This layering has resulted in an album full of songs that practically lack the empty gaps that make one think that something could have filled the void. The choice of fillings is very fine-grained: a keyboard effect, a click and a drum-beat here, a bass move and a piano there. I do not recall Phideaux making much use of orchestrations on the previous albums but "The Great Leap" sees a very good addition of strings, like violins and cellos, and various wind instruments, like trumpet and trombone. Careful use of orchestrations has made quite some memorable impressions, especially the great sound of cello in "You and Me Against a World of Pain" and "Abducted."
A very important dimension of the band's music is Phideaux's singing and the way he delivers different songs. Having quite an emotional singing style, clear, clean and quite high voice, he adds a facet of sincerity to the music. At the same time he manages to put in a fair amount of theatrical performance making it all even more lively. Fine examples are "The Waiting," "They Hunt You Down" and "Rainboy" with some finely stressed lines with expressive impression of delivering poetic verses. This all taken together creates a positively tuned atmosphere with feelings of contentment, hope and even happiness.
I expected "The Great Leap" to be good. Previous albums have raised a certain level of confidence and trust in bands output, and that is not something that happens overnight - it is earned by putting out consistent high quality music. I did not expect "The Great Leap" to grab me as much as it did but it has had a great impact on me over the last two weeks. I am inclined to think that "The Great Leap" is indeed a great leap.

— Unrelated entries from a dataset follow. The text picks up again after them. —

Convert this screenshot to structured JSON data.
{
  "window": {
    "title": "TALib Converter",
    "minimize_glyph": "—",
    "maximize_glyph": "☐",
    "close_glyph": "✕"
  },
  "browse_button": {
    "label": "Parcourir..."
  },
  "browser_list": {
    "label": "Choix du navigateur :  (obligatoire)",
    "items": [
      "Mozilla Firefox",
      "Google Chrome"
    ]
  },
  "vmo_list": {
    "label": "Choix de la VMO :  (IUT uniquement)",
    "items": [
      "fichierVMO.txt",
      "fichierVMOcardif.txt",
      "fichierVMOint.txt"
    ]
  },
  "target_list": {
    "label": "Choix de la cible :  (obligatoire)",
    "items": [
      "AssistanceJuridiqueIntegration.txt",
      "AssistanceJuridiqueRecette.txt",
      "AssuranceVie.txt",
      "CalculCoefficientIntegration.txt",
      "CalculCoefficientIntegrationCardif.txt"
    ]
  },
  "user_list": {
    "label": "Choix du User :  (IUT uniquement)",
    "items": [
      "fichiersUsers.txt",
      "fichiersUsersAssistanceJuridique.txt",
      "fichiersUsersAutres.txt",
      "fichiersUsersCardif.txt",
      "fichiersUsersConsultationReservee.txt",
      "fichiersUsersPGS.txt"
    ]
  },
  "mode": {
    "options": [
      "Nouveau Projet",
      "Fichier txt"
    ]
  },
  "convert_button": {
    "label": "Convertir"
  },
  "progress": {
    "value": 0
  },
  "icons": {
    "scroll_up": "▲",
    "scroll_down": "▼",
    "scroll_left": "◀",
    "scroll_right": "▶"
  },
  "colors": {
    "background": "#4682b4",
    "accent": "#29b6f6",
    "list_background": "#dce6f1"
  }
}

Written on 08.10.2006 by
I shoot people.
Sometimes, I also write about it.